Investing in foreign securities presents certain risks not associated with domestic investments, such as currency fluctuation, political and economic instability, and different accounting standards. This may result in greater share price volatility. These risks are heightened in emerging markets.
There are special risks associated with an investment in real estate, including credit risk, interest rate fluctuations and the impact of varied economic conditions. Distributions from REIT investments are taxed at the owner’s tax bracket.
The prices of small company and mid cap stocks are generally more volatile than large company stocks. They often involve higher risks because smaller companies may lack the management expertise, financial resources, product diversification and competitive strengths to endure adverse economic conditions.
Investing in commodities is not suitable for all investors. Exposure to the commodities markets may subject an investment to greater share price volatility than an investment in traditional equity or debt securities. Investments in commodities may be affected by changes in overall market movements, commodity index volatility, changes in interest rates or factors affecting a particular industry or commodity.
Products that invest in commodities may employ more complex strategies which may expose investors to additional risks.
Investing in fixed income securities involves certain risks such as market risk if sold prior to maturity and credit risk especially if investing in high yield bonds, which have lower ratings and are subject to greater volatility. All fixed income investments may be worth less than original cost upon redemption or maturity. Bond Prices fluctuate inversely to changes in interest rates. Therefore, a general rise in interest rates can result in the decline of the value of your investment.
MSCI- EAFE: The Morgan Stanley Capital International Europe, Australasia and Far East Index, a free float-adjusted market capitalization index that is designed to measure developed-market equity performance, excluding the United States and Canada.
MSCI-Emerging Markets: The Morgan Stanley Capital International Emerging Market Index, is a free float-adjusted market capitalization index that is designed to measure the performance of global emerging markets of about 25 emerging economies.
Russell 3000: The Russell 3000 measures the performance of the 3000 largest US companies based on total market capitalization and represents about 98% of the investible US Equity market.
ML BOFA US Corp Mstr [Merill Lynch US Corporate Master]: The Merrill Lynch Corporate Master Market Index is a statistical composite tracking the performance of the entire US corporate bond market over time.

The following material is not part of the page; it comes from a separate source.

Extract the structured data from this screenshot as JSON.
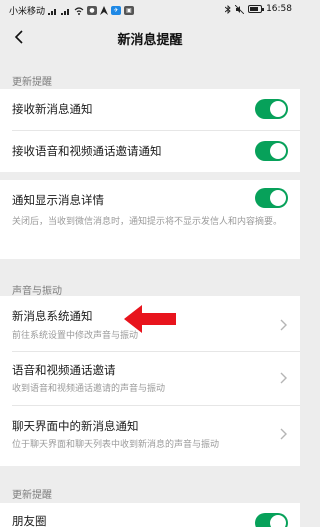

ML Muni Master [Merill Lynch US Corporate Master]: The Merrill Lynch Municipal Bond Master Index is a broad measure of the municipal fixed income market.
Investors cannot directly purchase any index.
LIBOR, London Interbank Offered Rate, is the rate of interest at which banks offer to lend money to one another in the wholesale money markets in London.
The Dow Jones Industrial Average is an unweighted index of 30 “blue-chip” industrial U.S. stocks.
The S&P Midcap 400 Index is a capitalization-weighted index measuring the performance of the mid-range sector of the U.S. stock market, and represents approximately 7% of the total market value of U.S. equities. Companies in the Index fall between S&P 500 Index and the S&P SmallCap 600 Index in size: between $1-4 billion.
DJ Equity REIT Index represents all publicly traded real estate investment trusts in the Dow Jones U.S. stock universe classified as Equity REITs according to the S&P Dow Jones Indices REIT Industry Classification Hierarchy. These companies are REITs that primarily own and operate income-producing real estate.